Matt Hicks writes:
>Ah, but unlike "they/them/their", "ain't" has _never_ seen accepted use
>in educated writing (except where it is used to indicate dialectical
>speech), and its accepted forms (aren't and isn't) serve their
>intended purpose without attendant controversy. Neither has "ain't" the
>historical roots of "they/etc.", being first noted (according to my
>sources) only in the late 1700s--centuries, yes, but just barely.
Golly, where is that online OED when you need it? <g> Here's what
AHD has to say about "ain't": "... has a long history ... has by
now acquired such a stigma that it is beyond any possibility of
rehabilitation.". Interestingly and irrelevantly, they go on to say that
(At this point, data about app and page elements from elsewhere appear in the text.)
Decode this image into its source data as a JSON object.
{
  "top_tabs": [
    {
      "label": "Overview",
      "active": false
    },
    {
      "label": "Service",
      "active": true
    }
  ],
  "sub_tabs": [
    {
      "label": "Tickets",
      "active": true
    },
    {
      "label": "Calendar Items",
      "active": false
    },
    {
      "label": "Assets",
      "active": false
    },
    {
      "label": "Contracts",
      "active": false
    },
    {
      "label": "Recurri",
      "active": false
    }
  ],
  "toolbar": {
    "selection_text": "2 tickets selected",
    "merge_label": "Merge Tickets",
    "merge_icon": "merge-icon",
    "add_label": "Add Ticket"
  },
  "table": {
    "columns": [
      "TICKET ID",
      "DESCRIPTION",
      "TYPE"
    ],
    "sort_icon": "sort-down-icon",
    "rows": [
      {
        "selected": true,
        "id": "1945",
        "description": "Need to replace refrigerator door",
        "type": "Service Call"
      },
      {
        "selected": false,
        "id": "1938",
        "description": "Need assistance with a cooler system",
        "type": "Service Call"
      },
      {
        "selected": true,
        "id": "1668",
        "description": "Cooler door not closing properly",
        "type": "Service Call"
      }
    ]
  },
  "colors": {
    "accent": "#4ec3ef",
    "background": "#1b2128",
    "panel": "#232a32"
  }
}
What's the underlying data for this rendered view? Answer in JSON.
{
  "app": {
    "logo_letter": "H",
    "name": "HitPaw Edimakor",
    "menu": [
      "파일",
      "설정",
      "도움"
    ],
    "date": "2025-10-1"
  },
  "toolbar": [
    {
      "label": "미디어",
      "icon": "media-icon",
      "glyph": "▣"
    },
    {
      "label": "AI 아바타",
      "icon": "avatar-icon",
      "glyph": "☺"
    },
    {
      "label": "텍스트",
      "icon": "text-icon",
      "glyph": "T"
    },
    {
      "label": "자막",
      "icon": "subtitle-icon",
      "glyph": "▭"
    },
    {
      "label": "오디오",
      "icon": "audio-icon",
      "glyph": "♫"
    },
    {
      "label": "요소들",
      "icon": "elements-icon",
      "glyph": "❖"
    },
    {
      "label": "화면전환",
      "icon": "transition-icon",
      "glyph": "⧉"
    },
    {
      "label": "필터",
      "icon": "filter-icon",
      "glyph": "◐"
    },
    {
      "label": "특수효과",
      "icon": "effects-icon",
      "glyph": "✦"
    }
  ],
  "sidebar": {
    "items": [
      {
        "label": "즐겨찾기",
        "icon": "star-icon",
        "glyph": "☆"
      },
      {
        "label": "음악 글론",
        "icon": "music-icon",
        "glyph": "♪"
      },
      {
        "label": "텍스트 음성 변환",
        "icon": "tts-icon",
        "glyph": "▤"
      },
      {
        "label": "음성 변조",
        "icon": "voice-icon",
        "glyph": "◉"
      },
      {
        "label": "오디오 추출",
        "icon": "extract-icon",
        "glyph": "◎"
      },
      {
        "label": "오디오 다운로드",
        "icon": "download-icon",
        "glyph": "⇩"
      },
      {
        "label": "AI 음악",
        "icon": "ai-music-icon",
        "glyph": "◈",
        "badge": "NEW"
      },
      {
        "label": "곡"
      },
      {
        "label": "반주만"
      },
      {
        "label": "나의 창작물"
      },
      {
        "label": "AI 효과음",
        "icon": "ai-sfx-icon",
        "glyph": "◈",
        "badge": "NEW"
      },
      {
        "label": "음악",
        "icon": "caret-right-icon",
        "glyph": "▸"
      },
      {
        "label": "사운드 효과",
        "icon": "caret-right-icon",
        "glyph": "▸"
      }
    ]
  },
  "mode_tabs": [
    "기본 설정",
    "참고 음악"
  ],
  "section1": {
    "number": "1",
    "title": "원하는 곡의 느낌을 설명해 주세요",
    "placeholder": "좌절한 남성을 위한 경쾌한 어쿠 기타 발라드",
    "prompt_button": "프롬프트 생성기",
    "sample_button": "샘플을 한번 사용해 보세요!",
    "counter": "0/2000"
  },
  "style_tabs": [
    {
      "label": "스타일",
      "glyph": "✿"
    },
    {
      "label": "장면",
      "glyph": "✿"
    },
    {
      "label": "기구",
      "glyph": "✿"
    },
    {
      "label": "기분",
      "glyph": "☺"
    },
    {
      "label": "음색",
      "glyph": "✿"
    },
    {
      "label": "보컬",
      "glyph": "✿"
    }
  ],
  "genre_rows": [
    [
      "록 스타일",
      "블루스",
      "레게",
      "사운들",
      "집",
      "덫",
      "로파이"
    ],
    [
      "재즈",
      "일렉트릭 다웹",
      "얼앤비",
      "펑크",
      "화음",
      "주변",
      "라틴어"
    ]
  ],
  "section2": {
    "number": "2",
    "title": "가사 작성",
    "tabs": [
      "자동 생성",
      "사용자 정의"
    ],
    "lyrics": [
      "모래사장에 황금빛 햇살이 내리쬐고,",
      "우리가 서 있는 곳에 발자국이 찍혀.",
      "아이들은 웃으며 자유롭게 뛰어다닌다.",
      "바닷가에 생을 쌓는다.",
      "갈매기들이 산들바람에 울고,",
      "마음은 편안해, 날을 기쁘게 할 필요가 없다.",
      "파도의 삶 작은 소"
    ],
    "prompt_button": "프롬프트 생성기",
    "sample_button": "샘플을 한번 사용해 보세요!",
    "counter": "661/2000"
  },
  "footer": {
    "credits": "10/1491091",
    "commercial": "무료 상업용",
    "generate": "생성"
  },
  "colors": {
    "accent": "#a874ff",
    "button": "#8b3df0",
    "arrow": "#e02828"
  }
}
"The widely used 'aren't I?', though illogical, was found acceptable
by a majority of the Usage Panel in an earlier survey, but in writing
there is no acceptable substitute for the admittedly stilted
'am I not?'"
While we're on the topic, note the use of passive and caps in the
passage above. <g>